[[ DATA FOR THE TASK open ]]

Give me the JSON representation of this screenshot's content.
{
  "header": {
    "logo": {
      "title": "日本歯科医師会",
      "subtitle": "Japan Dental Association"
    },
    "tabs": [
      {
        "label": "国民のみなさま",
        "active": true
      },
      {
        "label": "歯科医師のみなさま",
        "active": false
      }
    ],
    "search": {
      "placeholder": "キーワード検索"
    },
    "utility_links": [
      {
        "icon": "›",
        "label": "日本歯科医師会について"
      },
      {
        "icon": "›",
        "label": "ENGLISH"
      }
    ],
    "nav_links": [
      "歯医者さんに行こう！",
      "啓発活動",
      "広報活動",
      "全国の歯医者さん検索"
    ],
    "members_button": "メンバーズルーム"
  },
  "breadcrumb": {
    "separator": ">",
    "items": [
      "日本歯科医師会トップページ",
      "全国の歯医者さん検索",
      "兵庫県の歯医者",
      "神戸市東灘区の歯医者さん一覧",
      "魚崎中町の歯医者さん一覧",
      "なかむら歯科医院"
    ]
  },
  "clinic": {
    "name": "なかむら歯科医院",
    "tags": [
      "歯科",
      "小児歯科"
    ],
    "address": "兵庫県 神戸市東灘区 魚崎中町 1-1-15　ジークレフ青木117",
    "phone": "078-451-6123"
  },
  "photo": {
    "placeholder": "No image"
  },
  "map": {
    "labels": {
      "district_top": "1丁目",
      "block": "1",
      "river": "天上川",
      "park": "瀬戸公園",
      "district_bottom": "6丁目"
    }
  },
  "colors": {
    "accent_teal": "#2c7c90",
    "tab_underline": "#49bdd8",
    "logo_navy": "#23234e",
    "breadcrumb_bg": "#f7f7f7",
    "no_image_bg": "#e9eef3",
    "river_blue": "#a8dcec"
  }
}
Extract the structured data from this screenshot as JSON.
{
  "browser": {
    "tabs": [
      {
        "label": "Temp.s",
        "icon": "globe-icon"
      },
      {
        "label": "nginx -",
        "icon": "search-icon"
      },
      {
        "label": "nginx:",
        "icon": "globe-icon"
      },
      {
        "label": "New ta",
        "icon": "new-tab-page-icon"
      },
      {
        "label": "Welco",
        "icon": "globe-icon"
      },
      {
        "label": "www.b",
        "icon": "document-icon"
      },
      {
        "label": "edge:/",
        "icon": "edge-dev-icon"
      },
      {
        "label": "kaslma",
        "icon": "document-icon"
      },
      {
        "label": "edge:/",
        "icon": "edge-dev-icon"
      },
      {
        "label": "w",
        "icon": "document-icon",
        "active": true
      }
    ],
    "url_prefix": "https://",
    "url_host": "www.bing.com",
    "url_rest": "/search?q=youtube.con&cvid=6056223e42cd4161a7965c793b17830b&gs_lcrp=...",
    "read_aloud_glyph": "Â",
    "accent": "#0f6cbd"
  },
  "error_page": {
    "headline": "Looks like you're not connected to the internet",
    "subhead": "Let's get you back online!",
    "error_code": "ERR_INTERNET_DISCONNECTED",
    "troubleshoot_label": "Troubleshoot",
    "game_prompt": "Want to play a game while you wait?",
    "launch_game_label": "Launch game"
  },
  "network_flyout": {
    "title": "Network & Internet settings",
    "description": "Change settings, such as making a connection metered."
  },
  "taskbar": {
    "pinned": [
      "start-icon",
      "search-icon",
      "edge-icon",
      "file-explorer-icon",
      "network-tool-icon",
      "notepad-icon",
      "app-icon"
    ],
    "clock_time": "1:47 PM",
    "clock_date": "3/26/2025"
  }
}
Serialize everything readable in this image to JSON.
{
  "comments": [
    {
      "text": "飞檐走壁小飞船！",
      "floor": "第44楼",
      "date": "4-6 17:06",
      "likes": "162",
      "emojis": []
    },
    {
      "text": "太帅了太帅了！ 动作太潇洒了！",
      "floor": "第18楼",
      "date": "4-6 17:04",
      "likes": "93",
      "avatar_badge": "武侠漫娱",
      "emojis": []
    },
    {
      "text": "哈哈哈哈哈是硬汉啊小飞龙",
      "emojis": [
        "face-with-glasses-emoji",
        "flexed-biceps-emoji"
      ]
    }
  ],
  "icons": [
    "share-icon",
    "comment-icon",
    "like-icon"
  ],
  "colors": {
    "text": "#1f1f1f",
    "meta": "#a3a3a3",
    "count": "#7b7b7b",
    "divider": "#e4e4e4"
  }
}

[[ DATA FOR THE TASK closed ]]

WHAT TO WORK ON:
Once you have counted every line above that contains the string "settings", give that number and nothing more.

RESULT FOR THIS TASK:
2